== HOW TO COMPLETE THIS TASK ==
Give back the data in full. Leave nothing out.

(Records drawn from a dataset)
------
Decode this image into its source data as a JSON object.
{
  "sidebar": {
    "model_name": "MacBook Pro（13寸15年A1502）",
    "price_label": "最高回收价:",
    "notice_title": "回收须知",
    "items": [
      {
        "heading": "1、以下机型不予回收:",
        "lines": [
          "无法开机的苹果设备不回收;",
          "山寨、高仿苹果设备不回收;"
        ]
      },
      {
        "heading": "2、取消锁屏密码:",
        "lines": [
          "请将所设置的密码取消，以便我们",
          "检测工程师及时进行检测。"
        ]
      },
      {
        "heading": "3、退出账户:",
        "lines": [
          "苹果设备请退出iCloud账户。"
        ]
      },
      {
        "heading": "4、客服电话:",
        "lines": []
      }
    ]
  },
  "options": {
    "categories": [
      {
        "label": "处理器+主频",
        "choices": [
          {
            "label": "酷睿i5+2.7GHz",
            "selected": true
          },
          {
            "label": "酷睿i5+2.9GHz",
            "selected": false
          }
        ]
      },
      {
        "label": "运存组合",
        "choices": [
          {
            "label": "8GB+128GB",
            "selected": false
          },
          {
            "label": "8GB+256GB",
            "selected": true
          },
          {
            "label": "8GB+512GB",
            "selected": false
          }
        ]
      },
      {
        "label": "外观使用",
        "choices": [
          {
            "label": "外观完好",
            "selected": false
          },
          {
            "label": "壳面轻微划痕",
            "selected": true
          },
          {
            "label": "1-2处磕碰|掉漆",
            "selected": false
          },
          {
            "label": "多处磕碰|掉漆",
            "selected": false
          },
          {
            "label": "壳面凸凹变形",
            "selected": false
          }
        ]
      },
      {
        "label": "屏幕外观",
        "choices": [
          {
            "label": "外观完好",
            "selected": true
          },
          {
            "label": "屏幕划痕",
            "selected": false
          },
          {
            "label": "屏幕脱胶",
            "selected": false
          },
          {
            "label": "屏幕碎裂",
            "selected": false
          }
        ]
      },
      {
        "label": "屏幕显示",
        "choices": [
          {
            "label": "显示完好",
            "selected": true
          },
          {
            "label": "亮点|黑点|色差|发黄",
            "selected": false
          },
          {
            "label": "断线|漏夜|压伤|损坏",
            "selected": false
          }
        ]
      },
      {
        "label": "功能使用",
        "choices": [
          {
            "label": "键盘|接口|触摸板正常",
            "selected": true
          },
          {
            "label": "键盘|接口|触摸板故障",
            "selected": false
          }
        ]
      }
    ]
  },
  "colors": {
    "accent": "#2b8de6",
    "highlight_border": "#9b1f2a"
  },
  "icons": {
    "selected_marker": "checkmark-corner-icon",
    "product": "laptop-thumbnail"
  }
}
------
== SOLUTION FOR THIS EXERCISE ==
Decode this image into its source data as a JSON object.
{
  "sidebar": {
    "model_name": "MacBook Pro（13寸15年A1502）",
    "price_label": "最高回收价:",
    "notice_title": "回收须知",
    "items": [
      {
        "heading": "1、以下机型不予回收:",
        "lines": [
          "无法开机的苹果设备不回收;",
          "山寨、高仿苹果设备不回收;"
        ]
      },
      {
        "heading": "2、取消锁屏密码:",
        "lines": [
          "请将所设置的密码取消，以便我们",
          "检测工程师及时进行检测。"
        ]
      },
      {
        "heading": "3、退出账户:",
        "lines": [
          "苹果设备请退出iCloud账户。"
        ]
      },
      {
        "heading": "4、客服电话:",
        "lines": []
      }
    ]
  },
  "options": {
    "categories": [
      {
        "label": "处理器+主频",
        "choices": [
          {
            "label": "酷睿i5+2.7GHz",
            "selected": true
          },
          {
            "label": "酷睿i5+2.9GHz",
            "selected": false
          }
        ]
      },
      {
        "label": "运存组合",
        "choices": [
          {
            "label": "8GB+128GB",
            "selected": false
          },
          {
            "label": "8GB+256GB",
            "selected": true
          },
          {
            "label": "8GB+512GB",
            "selected": false
          }
        ]
      },
      {
        "label": "外观使用",
        "choices": [
          {
            "label": "外观完好",
            "selected": false
          },
          {
            "label": "壳面轻微划痕",
            "selected": true
          },
          {
            "label": "1-2处磕碰|掉漆",
            "selected": false
          },
          {
            "label": "多处磕碰|掉漆",
            "selected": false
          },
          {
            "label": "壳面凸凹变形",
            "selected": false
          }
        ]
      },
      {
        "label": "屏幕外观",
        "choices": [
          {
            "label": "外观完好",
            "selected": true
          },
          {
            "label": "屏幕划痕",
            "selected": false
          },
          {
            "label": "屏幕脱胶",
            "selected": false
          },
          {
            "label": "屏幕碎裂",
            "selected": false
          }
        ]
      },
      {
        "label": "屏幕显示",
        "choices": [
          {
            "label": "显示完好",
            "selected": true
          },
          {
            "label": "亮点|黑点|色差|发黄",
            "selected": false
          },
          {
            "label": "断线|漏夜|压伤|损坏",
            "selected": false
          }
        ]
      },
      {
        "label": "功能使用",
        "choices": [
          {
            "label": "键盘|接口|触摸板正常",
            "selected": true
          },
          {
            "label": "键盘|接口|触摸板故障",
            "selected": false
          }
        ]
      }
    ]
  },
  "colors": {
    "accent": "#2b8de6",
    "highlight_border": "#9b1f2a"
  },
  "icons": {
    "selected_marker": "checkmark-corner-icon",
    "product": "laptop-thumbnail"
  }
}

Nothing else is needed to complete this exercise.